Side Note: Similarity to Generators and Channels
Call by Need vs Call by Name
Example of Feature Embedding
Lecture #19
  ? Friday, March 24th
Implementing Laziness (in plain Racket)
Sloth: A Lazy Evaluator
Lecture #20
  ? Tuesday, March 28th
Getting more from Sloth
Implementing Call by Need
Side Effects in a Lazy Language
Lecture #21
  ? Tuesday, March 28th
Designing Domain Specific Languages (DSLs)
Side-note: WSJ on the proliferation of PLs
Syntax Transformations: Macros
Macro Problems
Complexity of S-expression transformations
Scoping problems
Lecture #22
  ? Tuesday, April 4th
Scheme (and Racket) Macros
Meta Macros
Lazy Constructions in an Eager Language
Recursive Macros
Another example: a simple loop.
Problems of syntax-rules Macros
Lecture #23
  ? Tuesday, April 4th
Racket’s “Low-Level” Macros
Solving the syntax-rules problems
Breaking Hygiene, How Bad is it?
Macros in Racket’s Module System
Defining Languages in Racket
Macro Conclusions
Side-note: macros in mainstream languages
Lecture #24
  ? Tuesday, April 4th
What is a Type?
Our Types — The Picky Language
Lecture #25
  ? Wednesday, April 5th
Typing control
Extending Picky
Implementing Picky
Lecture #26
  ? Tuesday, April 11th
Implementing Picky (contd.)
Typing Recursion
Extending Picky with recursion
Typing Data
Judgments for recursive types
“Runaway” instances
Lecture #27
  ? Tuesday, April 11th
Type soundness
Explicit polymorphism
Polymorphism in the type description language
Type judgments for explicit polymorphism and execution
Explicit polymorphism conclusions
Web Programming
Basic web programming
Continuations: Web Programming
Simulating web reading
Lecture #28
  ? Tuesday, April 18th
More Web Transformations
Transforming a recursive function
Using sum/k
Converting stateful code
Converting higher order functions
Highlevel Overview on Continuations
An Automatic Continuation Converter
Lecture #29
  ? Tuesday, April 18th
Continuations as a Language Feature
Continuations in Racket
Playing with Continuations
The Ambiguous Operator: amb
Delimited Continuations
Continuation Conclusions
Lecture Notes, single file
  ? Tuesday, April 18th
If you find a single file format more convenient.
(Also, as a plain text file.)
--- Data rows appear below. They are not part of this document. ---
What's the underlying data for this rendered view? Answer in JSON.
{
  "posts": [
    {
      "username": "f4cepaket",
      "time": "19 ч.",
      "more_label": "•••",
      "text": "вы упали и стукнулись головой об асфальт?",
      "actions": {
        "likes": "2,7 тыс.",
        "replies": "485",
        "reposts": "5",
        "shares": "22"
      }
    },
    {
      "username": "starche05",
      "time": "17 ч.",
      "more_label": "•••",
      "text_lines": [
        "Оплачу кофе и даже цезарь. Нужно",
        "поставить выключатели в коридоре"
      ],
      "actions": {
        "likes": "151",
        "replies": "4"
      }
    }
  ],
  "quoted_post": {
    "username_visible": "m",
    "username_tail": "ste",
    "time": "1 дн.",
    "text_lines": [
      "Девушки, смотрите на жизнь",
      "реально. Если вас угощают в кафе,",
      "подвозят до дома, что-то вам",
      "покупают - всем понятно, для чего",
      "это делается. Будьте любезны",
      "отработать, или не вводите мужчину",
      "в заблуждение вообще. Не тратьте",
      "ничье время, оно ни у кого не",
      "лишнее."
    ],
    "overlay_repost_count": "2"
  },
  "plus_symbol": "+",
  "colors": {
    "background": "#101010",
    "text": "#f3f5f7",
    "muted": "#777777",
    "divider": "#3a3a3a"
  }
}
We will use the Racket environment extensively. DrRacket, the major component of Racket, will be used to develop code, debug, and submit homework. CCS computers have an updated version installed (available on both Unix and Windows). To use it on your own machine, get it from the Racket website. Binary installers exist for all major operating systems, and the course work will be platform independent.
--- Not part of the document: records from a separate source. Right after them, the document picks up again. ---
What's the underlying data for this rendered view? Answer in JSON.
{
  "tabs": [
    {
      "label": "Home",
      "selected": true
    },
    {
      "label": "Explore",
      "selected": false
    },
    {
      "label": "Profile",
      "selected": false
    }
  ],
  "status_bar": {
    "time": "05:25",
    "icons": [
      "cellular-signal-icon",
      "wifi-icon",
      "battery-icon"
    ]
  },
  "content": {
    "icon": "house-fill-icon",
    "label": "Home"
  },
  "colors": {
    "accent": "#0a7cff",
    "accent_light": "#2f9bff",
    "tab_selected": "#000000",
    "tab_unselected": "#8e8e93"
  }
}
Racket has a system for distributing software bundles that will be used to get a course-specific plugin. This packages both specific functionality for each homework, and an integrated tool for homework submissions. Once you have Racket installed, download the plugin package, and use the “Setup PLT” application to install it. You can also use “Install .plt File” in the File menu, and enter the URL for the plugin.

Note: The handin server uses a dedicated port for communication. You need to work from a network that does not restrict this port — for example, if you use Northeastern’s ‘NUwave-guest’ network, then you will not be able to connect to the server. ‘NUwave’ (which requires you to authenticate through myNEU) does not have this restriction.
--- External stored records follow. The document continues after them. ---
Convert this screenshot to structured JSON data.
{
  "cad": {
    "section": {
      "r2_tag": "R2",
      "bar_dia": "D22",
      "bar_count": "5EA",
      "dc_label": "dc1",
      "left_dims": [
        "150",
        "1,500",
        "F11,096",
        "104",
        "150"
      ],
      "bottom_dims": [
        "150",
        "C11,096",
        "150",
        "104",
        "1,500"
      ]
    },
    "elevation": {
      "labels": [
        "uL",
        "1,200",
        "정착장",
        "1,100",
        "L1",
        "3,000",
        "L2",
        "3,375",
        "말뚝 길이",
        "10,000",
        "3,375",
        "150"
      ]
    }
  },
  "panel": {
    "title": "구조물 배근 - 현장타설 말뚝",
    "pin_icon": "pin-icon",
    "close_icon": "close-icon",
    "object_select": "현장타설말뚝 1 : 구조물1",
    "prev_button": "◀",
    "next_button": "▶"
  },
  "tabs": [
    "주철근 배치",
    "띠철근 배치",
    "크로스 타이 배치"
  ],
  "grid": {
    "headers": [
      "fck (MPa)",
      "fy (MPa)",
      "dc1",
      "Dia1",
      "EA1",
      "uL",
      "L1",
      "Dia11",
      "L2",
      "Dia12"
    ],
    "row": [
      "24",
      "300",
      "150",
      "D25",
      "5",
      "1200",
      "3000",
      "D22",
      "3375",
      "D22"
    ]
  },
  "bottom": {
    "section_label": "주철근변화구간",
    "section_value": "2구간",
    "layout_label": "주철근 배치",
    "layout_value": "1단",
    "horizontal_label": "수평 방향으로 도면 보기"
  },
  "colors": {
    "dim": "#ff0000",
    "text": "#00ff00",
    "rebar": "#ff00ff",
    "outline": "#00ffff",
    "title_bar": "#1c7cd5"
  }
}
To set-up your account:

Additional software may be used later in the course.

Piazza Group

There is a piazza group for this course at The piazza group is the main medium for discussions, questions, announcements etc. You should use it if you have any questions, so others can benefit from the discussion as well. If you want to ask a question that involves showing your solution code, make sure that you choose the “private” option. Do not to post any homework code on the piazza group without using the “private” option. Direct emails to the course staff should be your last resort. Consult the Email and Piazza Group Policies handout for further details about piazza group posts and emails.

Note that you do not need to request to be subscribed to the mailing list — you will get added after you register with the submission server.

On-line books and other materials

There are lots of Racket and Scheme books on-line, a few good ones are:

You can also find some good on-line courses: In addition, there are lots of additional Scheme-related references at